“Healthy Oceans = Healthy Planet”
Our world oceans need to be protected from harmful pollutants that enter from industrial activities. What better place to start than with our estuaries !!!
Estuaries are central for oceans as they filter suspended sediments and other particulates before such particles enter the ocean. In order to understand whether the old log sorting facility section of the Squamish Estuary will return somewhat to its initial condition, a soil particle size analysis was needed. Conducting this analysis allowed us to know the distribution of sand, silt and clay in the area. Thus being able to predict the likelihood of whether vegetation will regrow and the potential of the presence of chemical contaminants developing at the site in the event that other industrial activities occur in the surrounding area.
To understand this myself and a few Quest University students ventured into the field to collect soil samples. We were fortunate to have a good weather conditions on our first day of data collection. The weather was lovely, 12 °C, in February and clear blue sky- perfect.
This was a successful day as we were able to make the layout for the grid that matched the GPS as well as collect samples before the high tides came in. 10 grids on our first day of data collection were made however only 7 grids which were randomly chosen and sampled in triplicates. At the end of day 1 we had approximately 40 pounds of soil samples .

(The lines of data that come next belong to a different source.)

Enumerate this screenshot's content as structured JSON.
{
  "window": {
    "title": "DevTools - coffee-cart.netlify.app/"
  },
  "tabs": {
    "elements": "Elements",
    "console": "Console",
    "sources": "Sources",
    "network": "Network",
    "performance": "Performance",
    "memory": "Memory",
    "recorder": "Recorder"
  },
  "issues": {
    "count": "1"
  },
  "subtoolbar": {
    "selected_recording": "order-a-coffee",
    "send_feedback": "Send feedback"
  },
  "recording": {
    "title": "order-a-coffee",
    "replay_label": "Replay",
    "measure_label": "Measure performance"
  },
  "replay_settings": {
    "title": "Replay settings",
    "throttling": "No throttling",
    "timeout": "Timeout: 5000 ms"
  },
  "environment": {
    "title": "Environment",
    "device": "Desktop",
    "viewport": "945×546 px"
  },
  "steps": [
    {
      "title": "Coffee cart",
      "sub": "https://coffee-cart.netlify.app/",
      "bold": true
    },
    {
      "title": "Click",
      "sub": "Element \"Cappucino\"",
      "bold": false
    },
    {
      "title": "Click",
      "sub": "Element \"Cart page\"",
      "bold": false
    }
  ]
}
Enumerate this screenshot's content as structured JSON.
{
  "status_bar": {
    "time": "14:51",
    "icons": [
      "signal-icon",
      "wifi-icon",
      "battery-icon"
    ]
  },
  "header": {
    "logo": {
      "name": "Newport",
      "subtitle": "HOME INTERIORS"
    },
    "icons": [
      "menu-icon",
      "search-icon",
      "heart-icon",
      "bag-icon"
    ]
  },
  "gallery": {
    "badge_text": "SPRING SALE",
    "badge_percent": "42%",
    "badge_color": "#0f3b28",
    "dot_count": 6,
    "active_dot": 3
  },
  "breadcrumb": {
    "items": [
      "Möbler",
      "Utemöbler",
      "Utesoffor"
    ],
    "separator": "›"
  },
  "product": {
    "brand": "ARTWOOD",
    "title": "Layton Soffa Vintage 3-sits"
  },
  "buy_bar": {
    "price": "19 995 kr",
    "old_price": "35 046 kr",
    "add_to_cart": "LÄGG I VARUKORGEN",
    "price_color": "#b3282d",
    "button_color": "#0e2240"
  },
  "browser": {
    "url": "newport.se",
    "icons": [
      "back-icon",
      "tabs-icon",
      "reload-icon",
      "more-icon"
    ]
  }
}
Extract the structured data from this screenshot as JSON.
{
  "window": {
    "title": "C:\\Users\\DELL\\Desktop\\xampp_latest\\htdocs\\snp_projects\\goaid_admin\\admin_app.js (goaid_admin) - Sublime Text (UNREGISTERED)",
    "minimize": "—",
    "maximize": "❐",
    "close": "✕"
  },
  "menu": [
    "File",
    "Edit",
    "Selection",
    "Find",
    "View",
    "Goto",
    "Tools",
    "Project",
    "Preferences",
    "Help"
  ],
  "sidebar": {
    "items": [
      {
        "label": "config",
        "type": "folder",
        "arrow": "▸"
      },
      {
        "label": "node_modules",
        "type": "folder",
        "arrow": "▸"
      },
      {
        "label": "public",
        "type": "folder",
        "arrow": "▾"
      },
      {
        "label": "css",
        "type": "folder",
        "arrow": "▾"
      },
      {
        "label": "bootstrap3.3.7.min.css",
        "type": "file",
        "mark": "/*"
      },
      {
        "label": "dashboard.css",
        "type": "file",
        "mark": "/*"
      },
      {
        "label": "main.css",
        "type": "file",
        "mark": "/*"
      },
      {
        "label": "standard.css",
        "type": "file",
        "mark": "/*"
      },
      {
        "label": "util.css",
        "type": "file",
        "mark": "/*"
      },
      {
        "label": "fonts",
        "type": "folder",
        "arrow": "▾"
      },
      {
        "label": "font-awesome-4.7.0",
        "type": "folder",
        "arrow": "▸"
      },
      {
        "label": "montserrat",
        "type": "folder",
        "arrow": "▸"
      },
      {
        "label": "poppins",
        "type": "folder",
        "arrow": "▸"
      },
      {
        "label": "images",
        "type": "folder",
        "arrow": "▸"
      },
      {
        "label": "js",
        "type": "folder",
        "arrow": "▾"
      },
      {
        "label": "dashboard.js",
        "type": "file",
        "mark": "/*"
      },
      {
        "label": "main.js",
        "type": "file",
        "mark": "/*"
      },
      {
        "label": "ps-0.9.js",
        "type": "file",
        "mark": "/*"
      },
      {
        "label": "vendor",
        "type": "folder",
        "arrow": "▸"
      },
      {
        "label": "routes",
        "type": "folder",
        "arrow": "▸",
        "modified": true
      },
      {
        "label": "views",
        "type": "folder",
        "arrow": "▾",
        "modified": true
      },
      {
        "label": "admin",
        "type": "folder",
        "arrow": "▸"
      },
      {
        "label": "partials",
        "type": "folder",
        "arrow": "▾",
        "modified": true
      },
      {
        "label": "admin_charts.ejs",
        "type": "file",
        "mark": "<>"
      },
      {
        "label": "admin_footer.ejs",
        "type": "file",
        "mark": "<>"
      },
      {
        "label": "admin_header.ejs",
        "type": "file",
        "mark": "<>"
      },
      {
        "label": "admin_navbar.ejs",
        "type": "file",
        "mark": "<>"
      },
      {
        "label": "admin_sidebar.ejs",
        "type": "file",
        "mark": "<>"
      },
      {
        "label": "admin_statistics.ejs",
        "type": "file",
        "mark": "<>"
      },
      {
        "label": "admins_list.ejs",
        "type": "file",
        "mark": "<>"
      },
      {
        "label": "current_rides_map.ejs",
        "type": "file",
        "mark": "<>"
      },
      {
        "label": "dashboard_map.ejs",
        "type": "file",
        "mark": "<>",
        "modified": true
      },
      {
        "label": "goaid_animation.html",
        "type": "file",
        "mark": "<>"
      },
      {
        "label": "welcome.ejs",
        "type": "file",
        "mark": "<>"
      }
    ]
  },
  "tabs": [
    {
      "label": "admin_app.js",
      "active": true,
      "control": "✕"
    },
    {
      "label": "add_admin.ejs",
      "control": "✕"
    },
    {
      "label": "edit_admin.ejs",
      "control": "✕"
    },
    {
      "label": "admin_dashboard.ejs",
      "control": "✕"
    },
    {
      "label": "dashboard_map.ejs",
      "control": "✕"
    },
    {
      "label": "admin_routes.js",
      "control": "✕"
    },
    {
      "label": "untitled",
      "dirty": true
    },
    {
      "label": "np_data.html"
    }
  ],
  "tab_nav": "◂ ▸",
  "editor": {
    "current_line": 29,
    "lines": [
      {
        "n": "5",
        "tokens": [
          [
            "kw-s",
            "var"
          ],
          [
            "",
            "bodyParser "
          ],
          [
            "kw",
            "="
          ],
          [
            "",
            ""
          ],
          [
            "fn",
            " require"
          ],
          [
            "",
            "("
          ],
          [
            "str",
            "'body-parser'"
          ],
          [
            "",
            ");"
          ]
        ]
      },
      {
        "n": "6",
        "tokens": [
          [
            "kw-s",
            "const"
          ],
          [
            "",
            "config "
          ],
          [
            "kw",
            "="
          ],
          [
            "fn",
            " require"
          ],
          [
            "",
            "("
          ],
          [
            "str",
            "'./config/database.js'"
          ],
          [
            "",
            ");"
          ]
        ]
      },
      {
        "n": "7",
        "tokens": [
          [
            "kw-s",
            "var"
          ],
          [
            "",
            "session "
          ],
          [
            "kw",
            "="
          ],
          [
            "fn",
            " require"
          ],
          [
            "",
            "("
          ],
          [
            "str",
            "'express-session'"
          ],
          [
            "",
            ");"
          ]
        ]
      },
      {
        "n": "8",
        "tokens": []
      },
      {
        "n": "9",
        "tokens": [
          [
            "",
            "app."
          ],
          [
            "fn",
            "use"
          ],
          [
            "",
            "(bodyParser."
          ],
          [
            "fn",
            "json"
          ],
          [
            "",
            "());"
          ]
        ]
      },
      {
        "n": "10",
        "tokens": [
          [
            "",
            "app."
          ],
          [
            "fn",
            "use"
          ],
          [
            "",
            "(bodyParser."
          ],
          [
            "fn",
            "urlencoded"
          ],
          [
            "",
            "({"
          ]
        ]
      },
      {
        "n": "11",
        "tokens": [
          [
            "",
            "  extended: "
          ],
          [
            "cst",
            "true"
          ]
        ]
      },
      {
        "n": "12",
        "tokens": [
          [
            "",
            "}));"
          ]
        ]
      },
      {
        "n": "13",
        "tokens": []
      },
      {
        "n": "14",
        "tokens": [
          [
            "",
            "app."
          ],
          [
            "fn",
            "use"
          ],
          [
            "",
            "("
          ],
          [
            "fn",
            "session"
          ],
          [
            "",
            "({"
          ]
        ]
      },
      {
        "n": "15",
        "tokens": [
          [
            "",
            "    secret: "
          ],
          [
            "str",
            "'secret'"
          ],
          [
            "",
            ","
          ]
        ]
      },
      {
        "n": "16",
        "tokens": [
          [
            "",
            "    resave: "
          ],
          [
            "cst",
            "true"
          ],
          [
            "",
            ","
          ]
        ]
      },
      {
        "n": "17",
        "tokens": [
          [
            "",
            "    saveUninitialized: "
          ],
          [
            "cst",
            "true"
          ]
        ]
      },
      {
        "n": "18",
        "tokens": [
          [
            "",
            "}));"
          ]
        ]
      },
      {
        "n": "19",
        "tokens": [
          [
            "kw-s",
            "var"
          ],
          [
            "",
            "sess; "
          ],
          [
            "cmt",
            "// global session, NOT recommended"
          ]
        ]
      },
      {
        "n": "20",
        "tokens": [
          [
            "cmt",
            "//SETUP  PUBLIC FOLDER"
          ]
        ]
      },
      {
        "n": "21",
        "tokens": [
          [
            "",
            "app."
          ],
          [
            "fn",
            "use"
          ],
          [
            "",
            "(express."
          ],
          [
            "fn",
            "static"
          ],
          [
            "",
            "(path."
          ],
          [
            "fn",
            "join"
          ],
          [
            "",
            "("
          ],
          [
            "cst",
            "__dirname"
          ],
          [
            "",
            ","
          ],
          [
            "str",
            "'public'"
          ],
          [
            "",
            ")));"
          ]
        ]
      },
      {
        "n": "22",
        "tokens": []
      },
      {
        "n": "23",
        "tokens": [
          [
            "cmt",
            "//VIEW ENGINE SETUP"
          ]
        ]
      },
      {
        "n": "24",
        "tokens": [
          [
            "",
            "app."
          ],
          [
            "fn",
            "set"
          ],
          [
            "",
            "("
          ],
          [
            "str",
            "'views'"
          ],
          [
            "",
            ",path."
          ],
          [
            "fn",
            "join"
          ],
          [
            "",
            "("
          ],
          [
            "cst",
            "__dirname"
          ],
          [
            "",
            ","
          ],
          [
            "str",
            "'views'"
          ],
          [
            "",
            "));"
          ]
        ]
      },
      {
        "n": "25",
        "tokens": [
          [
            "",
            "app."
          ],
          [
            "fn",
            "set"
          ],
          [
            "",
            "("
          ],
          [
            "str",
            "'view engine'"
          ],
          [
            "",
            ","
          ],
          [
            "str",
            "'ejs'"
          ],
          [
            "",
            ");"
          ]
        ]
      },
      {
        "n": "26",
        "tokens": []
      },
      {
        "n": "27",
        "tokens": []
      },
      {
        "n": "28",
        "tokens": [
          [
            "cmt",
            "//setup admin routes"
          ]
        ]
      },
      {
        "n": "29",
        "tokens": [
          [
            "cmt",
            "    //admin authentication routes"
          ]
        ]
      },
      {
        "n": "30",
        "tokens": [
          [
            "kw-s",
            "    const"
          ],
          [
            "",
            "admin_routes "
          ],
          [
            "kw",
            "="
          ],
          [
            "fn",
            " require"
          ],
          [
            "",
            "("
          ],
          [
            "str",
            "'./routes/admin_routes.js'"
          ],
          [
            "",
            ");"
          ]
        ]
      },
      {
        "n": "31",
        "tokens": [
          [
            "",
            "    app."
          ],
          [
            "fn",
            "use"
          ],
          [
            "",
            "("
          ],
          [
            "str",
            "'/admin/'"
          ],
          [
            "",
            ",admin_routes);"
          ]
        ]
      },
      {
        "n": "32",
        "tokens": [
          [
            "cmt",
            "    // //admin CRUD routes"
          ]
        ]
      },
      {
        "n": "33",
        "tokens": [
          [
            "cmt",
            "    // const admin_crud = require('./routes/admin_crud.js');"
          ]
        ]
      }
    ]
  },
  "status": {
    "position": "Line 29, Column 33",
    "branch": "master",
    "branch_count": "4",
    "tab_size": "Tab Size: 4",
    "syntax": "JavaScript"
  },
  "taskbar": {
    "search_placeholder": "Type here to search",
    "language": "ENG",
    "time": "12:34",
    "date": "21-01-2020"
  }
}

Method used to collect sample were as follows.
Jhanelle is an environmental science student at Quest University with a focus on soil and water quality. She is excited to work with the Squamish Watershed Society in the estuary soils as this provides the basic understanding for the fate and transportation of contaminants in soils. Furthermore seeing that this a relatively new restoration project, understanding the physical characteristics of the soil is central for advancing in the development of the site. Stay tuned for the interesting research forthcoming!